Beleaguered retailer Debenhams has said it will give “careful consideration” to a £150 million loan proposal from Mike Ashley’s Sports Direct amid an escalating row between the pair.
Its response followed Sports Direct’s confirmation late on Wednesday that it had made an offer of a loan to Debenhams as part of an arrangement which would install Mr Ashley as chief executive of the company.
This came as Sports Direct also revealed on Wednesday that it had made a complaint to the City watchdog over communications from Debenhams.
In a letter written just days before Mr Ashley launched an attempted coup to install himself on the Debenhams board, Sports Direct took issue with the retailer’s results statements, accusing the board of giving misleading communications.
Debenhams branded the complaints “unfounded and self-serving”.
But in the latest twist of the ongoing saga, Debenhams confirmed it would look at the proposed loan from Sports Direct.
The department store chain said any such loan would require the backing of current lenders and “material amendments” to existing facilities.
It added: “Nevertheless, the board will give careful consideration to the proposal and will engage with Sports Direct and other stakeholders regarding its feasibility in the interests of all parties.”
Under the terms of the loan offer, Debenhams shareholders would vote on whether to issue new shares to Sports Direct, taking its holding to 35%.
If this was approved, the loan would be interest-free, but without the share issue it would bear 3% interest.
The loan would see Debenhams use £40 million to pay down existing debt and the remaining £110 million available for working capital.
It is the latest move in Mr Ashley’s high street shopping spree. Last year the maverick businessman bought both House of Fraser and Evans Cycles, and has previously been linked to bids for Patisserie Valerie and HMV.

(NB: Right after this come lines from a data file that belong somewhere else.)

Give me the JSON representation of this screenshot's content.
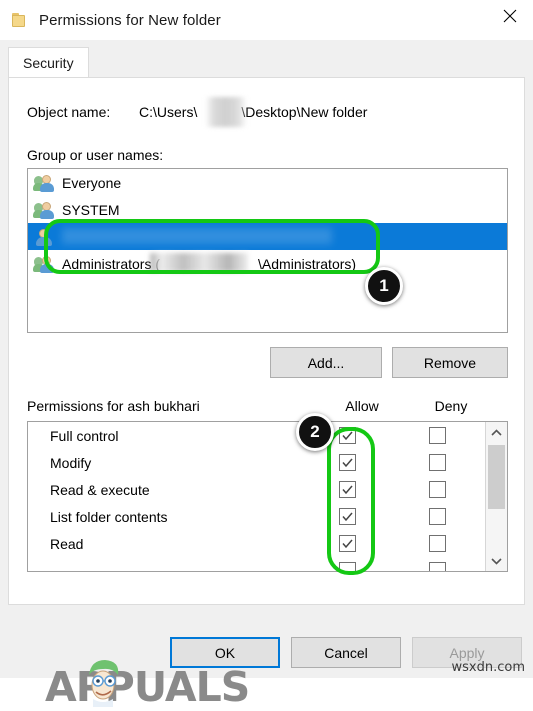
{
  "window": {
    "title": "Permissions for New folder",
    "folder_icon": "folder-icon",
    "close_icon": "close-icon"
  },
  "tabs": [
    {
      "label": "Security",
      "active": true
    }
  ],
  "object_name": {
    "label": "Object name:",
    "value": "C:\\Users\\        \\Desktop\\New folder",
    "value_prefix": "C:\\Users\\",
    "value_suffix": "\\Desktop\\New folder",
    "redacted": true
  },
  "groups": {
    "label": "Group or user names:",
    "items": [
      {
        "name": "Everyone",
        "icon": "group-icon",
        "selected": false,
        "redacted": false
      },
      {
        "name": "SYSTEM",
        "icon": "group-icon",
        "selected": false,
        "redacted": false
      },
      {
        "name": "",
        "icon": "user-icon",
        "selected": true,
        "redacted": true
      },
      {
        "name": "Administrators (            \\Administrators)",
        "icon": "group-icon",
        "selected": false,
        "redacted": true,
        "name_prefix": "Administrators (",
        "name_suffix": "\\Administrators)"
      }
    ],
    "selection_color": "#0b7ad8"
  },
  "group_buttons": {
    "add_label": "Add...",
    "remove_label": "Remove"
  },
  "permissions": {
    "label": "Permissions for ash bukhari",
    "allow_header": "Allow",
    "deny_header": "Deny",
    "rows": [
      {
        "name": "Full control",
        "allow": true,
        "deny": false
      },
      {
        "name": "Modify",
        "allow": true,
        "deny": false
      },
      {
        "name": "Read & execute",
        "allow": true,
        "deny": false
      },
      {
        "name": "List folder contents",
        "allow": true,
        "deny": false
      },
      {
        "name": "Read",
        "allow": true,
        "deny": false
      }
    ],
    "scrollbar": {
      "up_icon": "chevron-up-icon",
      "down_icon": "chevron-down-icon",
      "thumb": "scrollbar-thumb"
    }
  },
  "annotations": [
    {
      "id": "1",
      "target": "group-user-selected-rows",
      "color": "#14c814"
    },
    {
      "id": "2",
      "target": "allow-checkbox-column",
      "color": "#14c814"
    }
  ],
  "footer": {
    "ok_label": "OK",
    "cancel_label": "Cancel",
    "apply_label": "Apply",
    "apply_enabled": false,
    "focus_color": "#0078d7"
  },
  "watermarks": {
    "brand": "APPUALS",
    "site": "wsxdn.com"
  }
}
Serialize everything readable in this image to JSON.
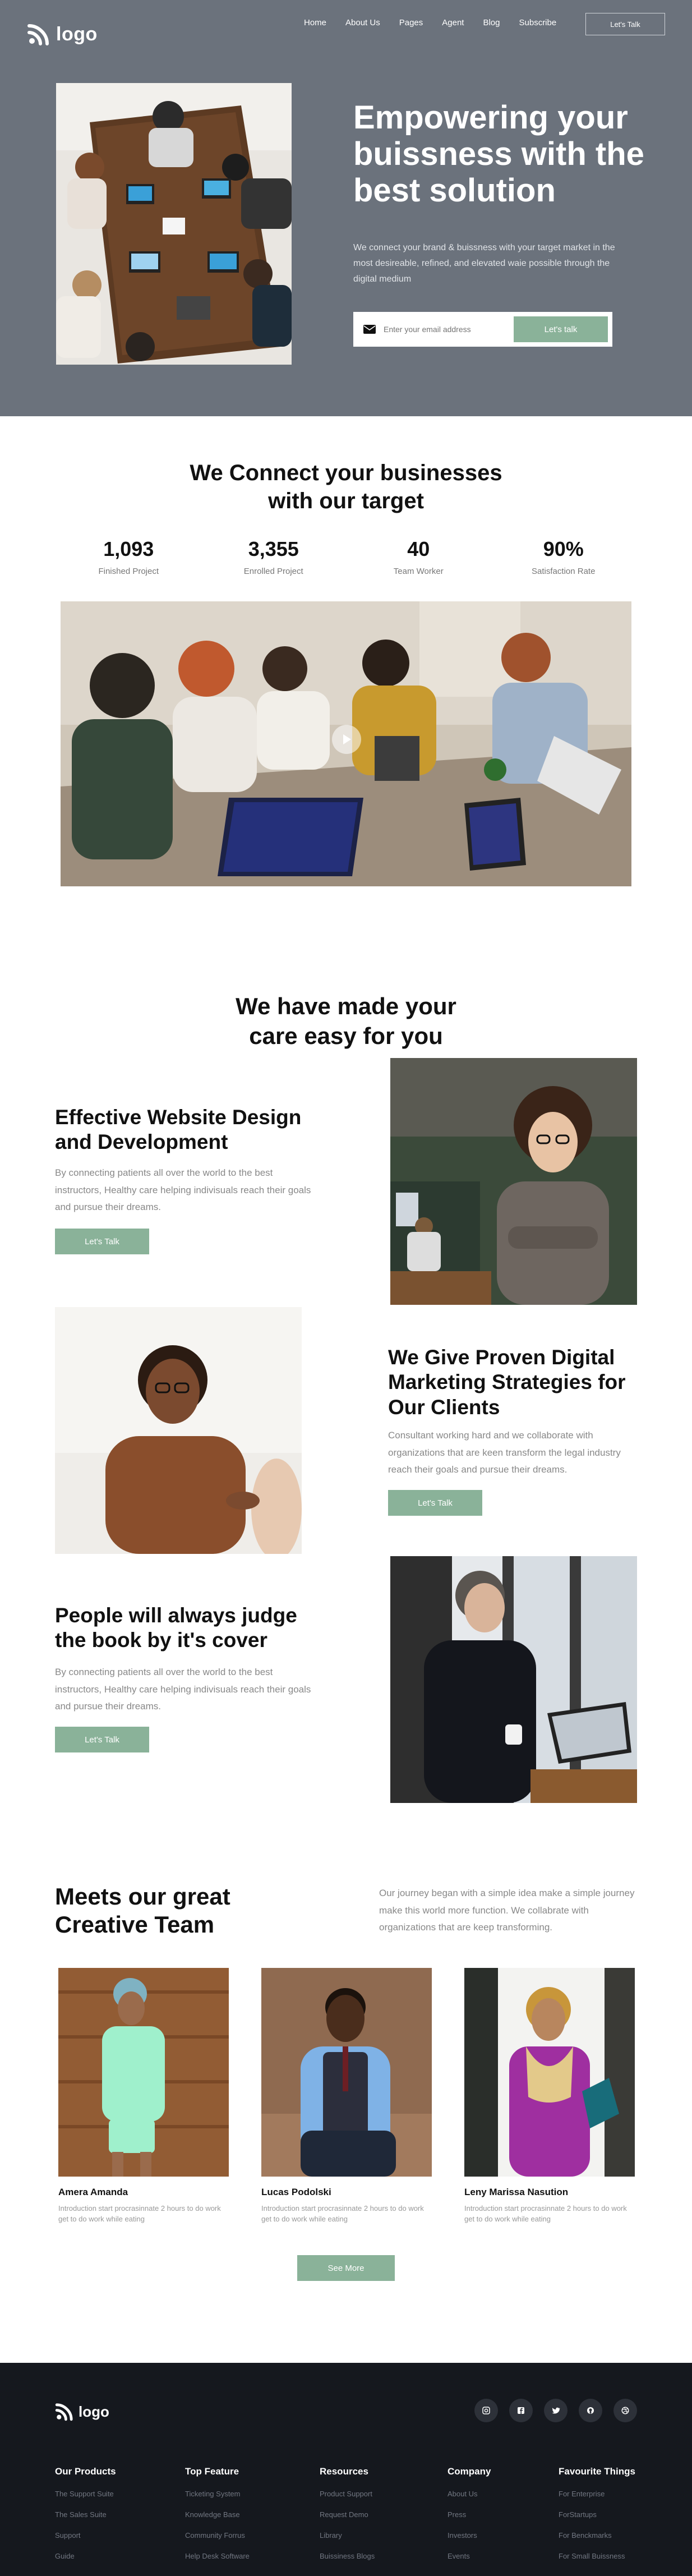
{
  "brand": {
    "logo_text": "logo"
  },
  "nav": {
    "items": [
      {
        "label": "Home"
      },
      {
        "label": "About Us"
      },
      {
        "label": "Pages"
      },
      {
        "label": "Agent"
      },
      {
        "label": "Blog"
      },
      {
        "label": "Subscribe"
      }
    ],
    "cta": "Let's Talk"
  },
  "hero": {
    "title": "Empowering your buissness with the best solution",
    "subtitle": "We connect your brand & buissness with your target market in the most desireable, refined, and elevated waie possible through the digital medium",
    "email_placeholder": "Enter your email address",
    "button": "Let's talk"
  },
  "connect": {
    "title_line1": "We Connect your businesses",
    "title_line2": "with our target",
    "stats": [
      {
        "value": "1,093",
        "label": "Finished Project"
      },
      {
        "value": "3,355",
        "label": "Enrolled Project"
      },
      {
        "value": "40",
        "label": "Team Worker"
      },
      {
        "value": "90%",
        "label": "Satisfaction Rate"
      }
    ]
  },
  "care": {
    "title_line1": "We have made your",
    "title_line2": "care easy for you",
    "features": [
      {
        "title": "Effective Website Design and Development",
        "text": "By connecting patients all over the world to the best instructors, Healthy care helping indivisuals reach their goals and pursue their dreams.",
        "button": "Let's Talk"
      },
      {
        "title": "We Give Proven Digital Marketing Strategies for Our Clients",
        "text": "Consultant working hard and we collaborate with organizations that are keen transform the legal industry reach their goals and pursue their dreams.",
        "button": "Let's Talk"
      },
      {
        "title": "People will always judge the book by it's cover",
        "text": "By connecting patients all over the world to the best instructors, Healthy care helping indivisuals reach their goals and pursue their dreams.",
        "button": "Let's Talk"
      }
    ]
  },
  "team": {
    "title": "Meets our great Creative Team",
    "intro": "Our journey began with a simple idea make a simple journey make this world more function. We collabrate with organizations that are keep transforming.",
    "members": [
      {
        "name": "Amera Amanda",
        "desc": "Introduction start procrasinnate 2 hours to do work get to do work while eating"
      },
      {
        "name": "Lucas Podolski",
        "desc": "Introduction start procrasinnate 2 hours to do work get to do work while eating"
      },
      {
        "name": "Leny Marissa Nasution",
        "desc": "Introduction start procrasinnate 2 hours to do work get to do work while eating"
      }
    ],
    "see_more": "See More"
  },
  "footer": {
    "logo_text": "logo",
    "socials": [
      "instagram-icon",
      "facebook-icon",
      "twitter-icon",
      "github-icon",
      "dribbble-icon"
    ],
    "columns": [
      {
        "head": "Our Products",
        "links": [
          "The Support Suite",
          "The Sales Suite",
          "Support",
          "Guide"
        ]
      },
      {
        "head": "Top Feature",
        "links": [
          "Ticketing System",
          "Knowledge Base",
          "Community Forrus",
          "Help Desk Software"
        ]
      },
      {
        "head": "Resources",
        "links": [
          "Product Support",
          "Request Demo",
          "Library",
          "Buissiness Blogs"
        ]
      },
      {
        "head": "Company",
        "links": [
          "About Us",
          "Press",
          "Investors",
          "Events"
        ]
      },
      {
        "head": "Favourite Things",
        "links": [
          "For Enterprise",
          "ForStartups",
          "For Benckmarks",
          "For Small Buissness"
        ]
      }
    ]
  },
  "colors": {
    "hero_bg": "#6b727c",
    "accent_green": "#8ab299",
    "footer_bg": "#15181e"
  }
}
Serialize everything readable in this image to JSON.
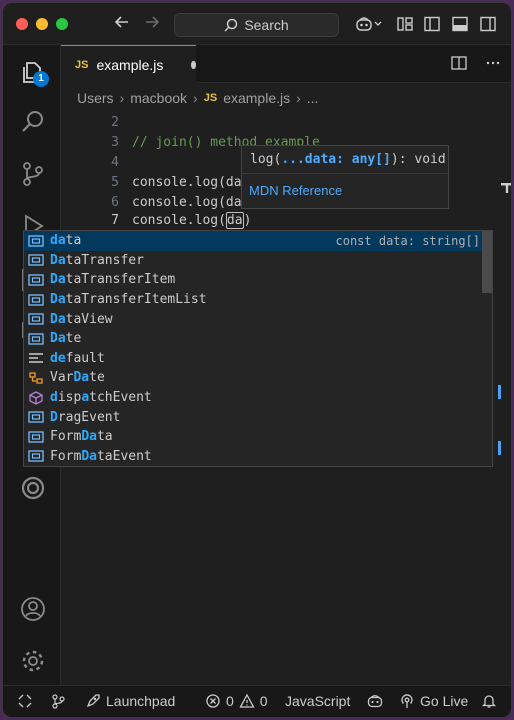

But Debenhams has previously rebuffed funding offers from Sports Direct.
Sports Direct’s letter shared with media on Wednesday, which is dated March 4 – the day before Debenhams issued a profit warning to the market – claims that a previous trading statement in January was “at best impossibly optimistic or at worst deliberately misleading”.
In the trading statement in question, Debenhams noted it was “currently on track” to meet market expectations.
Eight weeks later, the retailer warned that its profits would be lower after a hit to sales in the 18 weeks to January 5.
Sports Direct, which is the largest shareholder in Debenhams, was sent a copy of the profit warning the night before it was made public.
The company responded with the letter, which accused Debenhams of being “misleading” by stating in January that it continued “to generate cash”, despite ongoing discussions to refinance the business.
The letter was also shared with the Financial Conduct Authority (FCA), in a move Sports Direct described as putting its concerns on record.
Mr Ashley tabled a proposal last Thursday for a shareholder meeting to remove “all of the current members of the Debenhams board”, other than finance chief Rachel Osborne.